Line by line, retype the material with nothing left out.

----------

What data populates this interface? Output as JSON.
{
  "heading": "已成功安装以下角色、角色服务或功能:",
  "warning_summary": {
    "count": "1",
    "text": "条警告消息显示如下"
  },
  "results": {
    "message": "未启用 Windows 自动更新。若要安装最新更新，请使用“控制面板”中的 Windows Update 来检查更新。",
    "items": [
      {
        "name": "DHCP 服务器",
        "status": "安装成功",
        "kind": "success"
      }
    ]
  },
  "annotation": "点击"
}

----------

# Output
What data populates this interface? Output as JSON.
{
  "heading": "已成功安装以下角色、角色服务或功能:",
  "warning_summary": {
    "count": "1",
    "text": "条警告消息显示如下"
  },
  "results": {
    "message": "未启用 Windows 自动更新。若要安装最新更新，请使用“控制面板”中的 Windows Update 来检查更新。",
    "items": [
      {
        "name": "DHCP 服务器",
        "status": "安装成功",
        "kind": "success"
      }
    ]
  },
  "annotation": "点击"
}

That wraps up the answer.